MOGADISHU, (Reuters) – Shelling rocked Mogadishu for a third day on Saturday, overwhelming hospitals with casualties as Ethiopian and Somali troops backed by helicopter gunships attacked Islamist rebels and clan militia.
Scores of civilians have been killed in what the International Committee of the Red Cross says is the capital’s worst fighting for more than 15 years.
Ethiopia said its military had killed more than 200 “armed remnants” of a hardline Islamist movement ousted from Mogadishu in a war over the New Year. Terrified residents said volleys of artillery rounds began crashing down hours before dawn. “The whole city is being shelled indiscriminately,” Salado Yebarow, who lives between the main stadium and the presidential palace, told Reuters by telephone. “Whoever is doing this is not human. They have clearly never had a grandmother or children to think about.”
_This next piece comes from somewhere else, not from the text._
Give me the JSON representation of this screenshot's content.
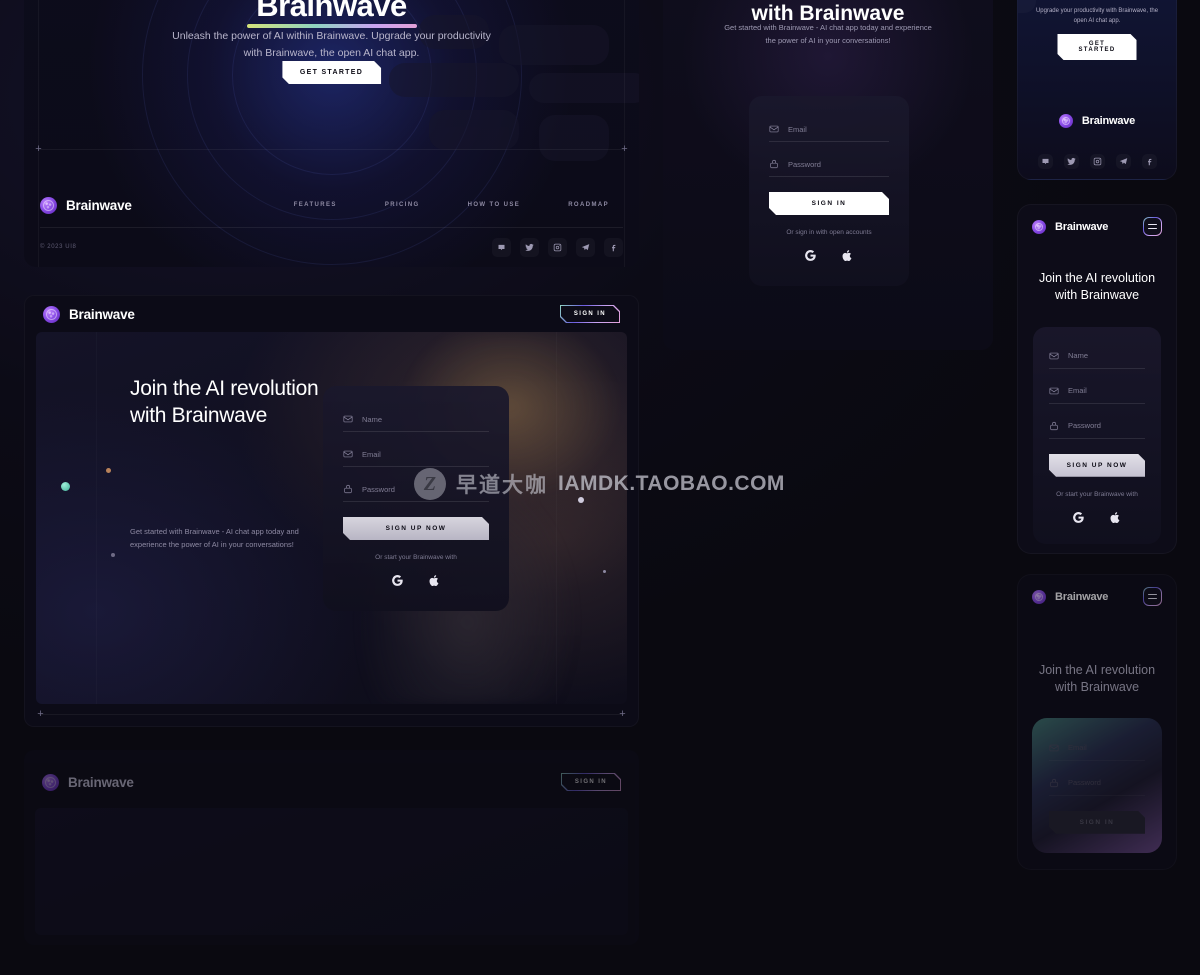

Yebarow’s elderly, disabled neighbour, Awrala Adan, said she was cowering behind furniture in a corner of her small house. “I’ve lost faith in this world to help us now,” Adan said.
Hospitals struggled to cope with injured civilians, even though most victims could not reach any kind of help because of ongoing battles. Doctors were also trapped by the fighting.
At the city’s main Madina Hospital, many patients lay on thin mattresses in the yard. Others wailed inside packed wards.
“I have never seen anything like this,” hospital director Sheikhdon Salad Elmi told Reuters. “We are operating with only half our surgeons here, and the doctors who are here have now been working without relief for the last three days.”
Thousands of people have fled the city in recent days, and a Reuters reporter said thousands more took to the streets on foot at first light on Saturday. “The largest exodus ever witnessed in the last decade and a half is ongoing in Mogadishu,” independent broadcaster Shabelle said on its Web site. “All businesses are closed and all streets are abandoned.”
As the battles intensified on Friday, insurgents shot down an Ethiopian helicopter gunship with a missile. Ugandan peacekeepers pulled two dead crewmembers from the wreckage.
Somalia’s envoy to Ethiopia told reporters the attacks were only targeting insurgent strongholds where local elders had failed to convince rebels to disarm.
Many analysts say Addis Ababa seems bent on obliterating the insurgents and their clan militia allies, who have been emboldened by recent strikes including the downing of a plane serving an African peacekeeping mission. But the experts say it could have the opposite effect of turning Mogadishu’s people further against their Christian-led neighbour or drawing in foreign Muslim jihadists.
Despite the fighting, Somalia’s interim government remains confident a reconciliation meeting of elders, politicians and former warlords planned for April 16 will go ahead in the city.
The mandate for the administration, which is the 14th attempt to restore central rule in Somalia since 1991, runs out in 2009, after which, in theory, there should be elections.
The African Union AU) has sent 1,200 Ugandan troops to help the government, but they have been attacked. Other African nations are baulking at sending more soldiers to bring the AU force to its planned strength of 8,000.